*Directions for this task*.
Set down again each entry exactly as it reads, pictures excluded.

*Records supplied*.

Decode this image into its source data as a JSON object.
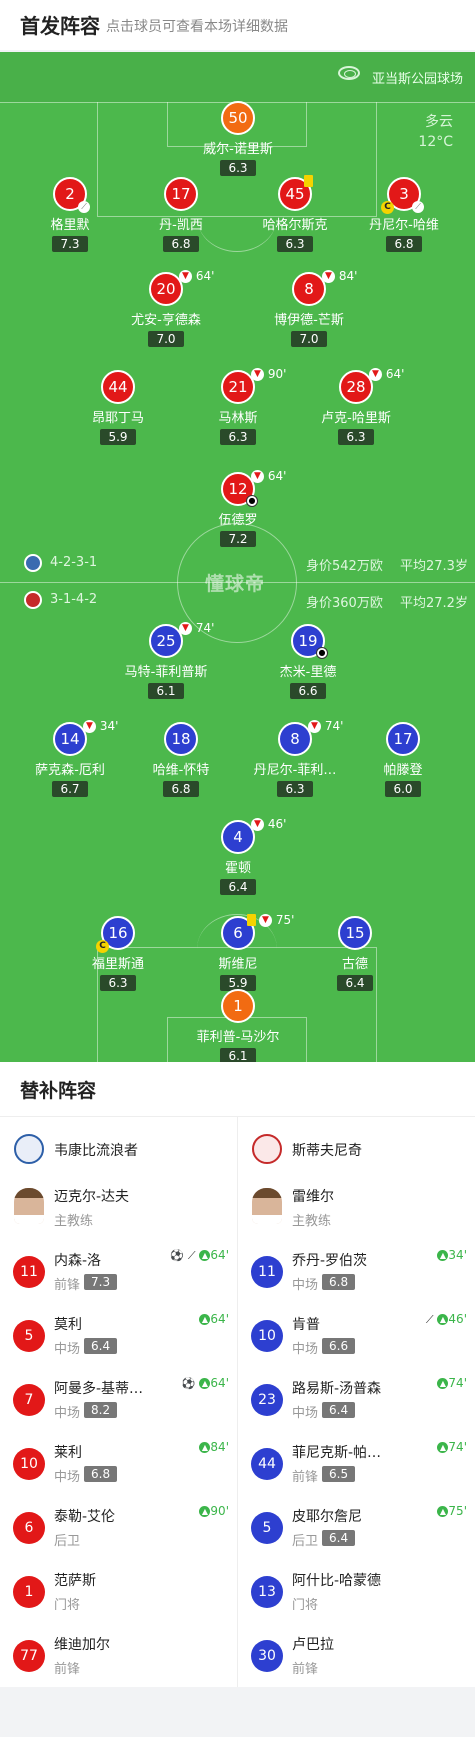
{
  "header": {
    "title": "首发阵容",
    "subtitle": "点击球员可查看本场详细数据"
  },
  "pitch": {
    "stadium": "亚当斯公园球场",
    "weather": "多云",
    "temperature": "12°C",
    "watermark": "懂球帝"
  },
  "home_team": {
    "formation": "4-2-3-1",
    "value": "身价542万欧",
    "age": "平均27.3岁",
    "color": "#e21818"
  },
  "away_team": {
    "formation": "3-1-4-2",
    "value": "身价360万欧",
    "age": "平均27.2岁",
    "color": "#2d3fd0"
  },
  "home_players": [
    {
      "num": "50",
      "name": "威尔-诺里斯",
      "rating": "6.3"
    },
    {
      "num": "2",
      "name": "格里默",
      "rating": "7.3"
    },
    {
      "num": "17",
      "name": "丹-凯西",
      "rating": "6.8"
    },
    {
      "num": "45",
      "name": "哈格尔斯克",
      "rating": "6.3"
    },
    {
      "num": "3",
      "name": "丹尼尔-哈维",
      "rating": "6.8"
    },
    {
      "num": "20",
      "name": "尤安-亨德森",
      "rating": "7.0",
      "sub": "64'"
    },
    {
      "num": "8",
      "name": "博伊德-芒斯",
      "rating": "7.0",
      "sub": "84'"
    },
    {
      "num": "44",
      "name": "昂耶丁马",
      "rating": "5.9"
    },
    {
      "num": "21",
      "name": "马林斯",
      "rating": "6.3",
      "sub": "90'"
    },
    {
      "num": "28",
      "name": "卢克-哈里斯",
      "rating": "6.3",
      "sub": "64'"
    },
    {
      "num": "12",
      "name": "伍德罗",
      "rating": "7.2",
      "sub": "64'"
    }
  ],
  "away_players": [
    {
      "num": "25",
      "name": "马特-菲利普斯",
      "rating": "6.1",
      "sub": "74'"
    },
    {
      "num": "19",
      "name": "杰米-里德",
      "rating": "6.6"
    },
    {
      "num": "14",
      "name": "萨克森-厄利",
      "rating": "6.7",
      "sub": "34'"
    },
    {
      "num": "18",
      "name": "哈维-怀特",
      "rating": "6.8"
    },
    {
      "num": "8",
      "name": "丹尼尔-菲利…",
      "rating": "6.3",
      "sub": "74'"
    },
    {
      "num": "17",
      "name": "帕滕登",
      "rating": "6.0"
    },
    {
      "num": "4",
      "name": "霍顿",
      "rating": "6.4",
      "sub": "46'"
    },
    {
      "num": "16",
      "name": "福里斯通",
      "rating": "6.3"
    },
    {
      "num": "6",
      "name": "斯维尼",
      "rating": "5.9",
      "sub": "75'"
    },
    {
      "num": "15",
      "name": "古德",
      "rating": "6.4"
    },
    {
      "num": "1",
      "name": "菲利普-马沙尔",
      "rating": "6.1"
    }
  ],
  "subs": {
    "title": "替补阵容",
    "home": {
      "team_name": "韦康比流浪者",
      "coach_name": "迈克尔-达夫",
      "coach_role": "主教练",
      "players": [
        {
          "num": "11",
          "name": "内森-洛",
          "pos": "前锋",
          "rating": "7.3",
          "in": "64'"
        },
        {
          "num": "5",
          "name": "莫利",
          "pos": "中场",
          "rating": "6.4",
          "in": "64'"
        },
        {
          "num": "7",
          "name": "阿曼多-基蒂…",
          "pos": "中场",
          "rating": "8.2",
          "in": "64'"
        },
        {
          "num": "10",
          "name": "莱利",
          "pos": "中场",
          "rating": "6.8",
          "in": "84'"
        },
        {
          "num": "6",
          "name": "泰勒-艾伦",
          "pos": "后卫",
          "rating": "",
          "in": "90'"
        },
        {
          "num": "1",
          "name": "范萨斯",
          "pos": "门将",
          "rating": "",
          "in": ""
        },
        {
          "num": "77",
          "name": "维迪加尔",
          "pos": "前锋",
          "rating": "",
          "in": ""
        }
      ]
    },
    "away": {
      "team_name": "斯蒂夫尼奇",
      "coach_name": "雷维尔",
      "coach_role": "主教练",
      "players": [
        {
          "num": "11",
          "name": "乔丹-罗伯茨",
          "pos": "中场",
          "rating": "6.8",
          "in": "34'"
        },
        {
          "num": "10",
          "name": "肯普",
          "pos": "中场",
          "rating": "6.6",
          "in": "46'"
        },
        {
          "num": "23",
          "name": "路易斯-汤普森",
          "pos": "中场",
          "rating": "6.4",
          "in": "74'"
        },
        {
          "num": "44",
          "name": "菲尼克斯-帕…",
          "pos": "前锋",
          "rating": "6.5",
          "in": "74'"
        },
        {
          "num": "5",
          "name": "皮耶尔詹尼",
          "pos": "后卫",
          "rating": "6.4",
          "in": "75'"
        },
        {
          "num": "13",
          "name": "阿什比-哈蒙德",
          "pos": "门将",
          "rating": "",
          "in": ""
        },
        {
          "num": "30",
          "name": "卢巴拉",
          "pos": "前锋",
          "rating": "",
          "in": ""
        }
      ]
    }
  }
}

*Solved problem*.
Decode this image into its source data as a JSON object.
{
  "header": {
    "title": "首发阵容",
    "subtitle": "点击球员可查看本场详细数据"
  },
  "pitch": {
    "stadium": "亚当斯公园球场",
    "weather": "多云",
    "temperature": "12°C",
    "watermark": "懂球帝"
  },
  "home_team": {
    "formation": "4-2-3-1",
    "value": "身价542万欧",
    "age": "平均27.3岁",
    "color": "#e21818"
  },
  "away_team": {
    "formation": "3-1-4-2",
    "value": "身价360万欧",
    "age": "平均27.2岁",
    "color": "#2d3fd0"
  },
  "home_players": [
    {
      "num": "50",
      "name": "威尔-诺里斯",
      "rating": "6.3"
    },
    {
      "num": "2",
      "name": "格里默",
      "rating": "7.3"
    },
    {
      "num": "17",
      "name": "丹-凯西",
      "rating": "6.8"
    },
    {
      "num": "45",
      "name": "哈格尔斯克",
      "rating": "6.3"
    },
    {
      "num": "3",
      "name": "丹尼尔-哈维",
      "rating": "6.8"
    },
    {
      "num": "20",
      "name": "尤安-亨德森",
      "rating": "7.0",
      "sub": "64'"
    },
    {
      "num": "8",
      "name": "博伊德-芒斯",
      "rating": "7.0",
      "sub": "84'"
    },
    {
      "num": "44",
      "name": "昂耶丁马",
      "rating": "5.9"
    },
    {
      "num": "21",
      "name": "马林斯",
      "rating": "6.3",
      "sub": "90'"
    },
    {
      "num": "28",
      "name": "卢克-哈里斯",
      "rating": "6.3",
      "sub": "64'"
    },
    {
      "num": "12",
      "name": "伍德罗",
      "rating": "7.2",
      "sub": "64'"
    }
  ],
  "away_players": [
    {
      "num": "25",
      "name": "马特-菲利普斯",
      "rating": "6.1",
      "sub": "74'"
    },
    {
      "num": "19",
      "name": "杰米-里德",
      "rating": "6.6"
    },
    {
      "num": "14",
      "name": "萨克森-厄利",
      "rating": "6.7",
      "sub": "34'"
    },
    {
      "num": "18",
      "name": "哈维-怀特",
      "rating": "6.8"
    },
    {
      "num": "8",
      "name": "丹尼尔-菲利…",
      "rating": "6.3",
      "sub": "74'"
    },
    {
      "num": "17",
      "name": "帕滕登",
      "rating": "6.0"
    },
    {
      "num": "4",
      "name": "霍顿",
      "rating": "6.4",
      "sub": "46'"
    },
    {
      "num": "16",
      "name": "福里斯通",
      "rating": "6.3"
    },
    {
      "num": "6",
      "name": "斯维尼",
      "rating": "5.9",
      "sub": "75'"
    },
    {
      "num": "15",
      "name": "古德",
      "rating": "6.4"
    },
    {
      "num": "1",
      "name": "菲利普-马沙尔",
      "rating": "6.1"
    }
  ],
  "subs": {
    "title": "替补阵容",
    "home": {
      "team_name": "韦康比流浪者",
      "coach_name": "迈克尔-达夫",
      "coach_role": "主教练",
      "players": [
        {
          "num": "11",
          "name": "内森-洛",
          "pos": "前锋",
          "rating": "7.3",
          "in": "64'"
        },
        {
          "num": "5",
          "name": "莫利",
          "pos": "中场",
          "rating": "6.4",
          "in": "64'"
        },
        {
          "num": "7",
          "name": "阿曼多-基蒂…",
          "pos": "中场",
          "rating": "8.2",
          "in": "64'"
        },
        {
          "num": "10",
          "name": "莱利",
          "pos": "中场",
          "rating": "6.8",
          "in": "84'"
        },
        {
          "num": "6",
          "name": "泰勒-艾伦",
          "pos": "后卫",
          "rating": "",
          "in": "90'"
        },
        {
          "num": "1",
          "name": "范萨斯",
          "pos": "门将",
          "rating": "",
          "in": ""
        },
        {
          "num": "77",
          "name": "维迪加尔",
          "pos": "前锋",
          "rating": "",
          "in": ""
        }
      ]
    },
    "away": {
      "team_name": "斯蒂夫尼奇",
      "coach_name": "雷维尔",
      "coach_role": "主教练",
      "players": [
        {
          "num": "11",
          "name": "乔丹-罗伯茨",
          "pos": "中场",
          "rating": "6.8",
          "in": "34'"
        },
        {
          "num": "10",
          "name": "肯普",
          "pos": "中场",
          "rating": "6.6",
          "in": "46'"
        },
        {
          "num": "23",
          "name": "路易斯-汤普森",
          "pos": "中场",
          "rating": "6.4",
          "in": "74'"
        },
        {
          "num": "44",
          "name": "菲尼克斯-帕…",
          "pos": "前锋",
          "rating": "6.5",
          "in": "74'"
        },
        {
          "num": "5",
          "name": "皮耶尔詹尼",
          "pos": "后卫",
          "rating": "6.4",
          "in": "75'"
        },
        {
          "num": "13",
          "name": "阿什比-哈蒙德",
          "pos": "门将",
          "rating": "",
          "in": ""
        },
        {
          "num": "30",
          "name": "卢巴拉",
          "pos": "前锋",
          "rating": "",
          "in": ""
        }
      ]
    }
  }
}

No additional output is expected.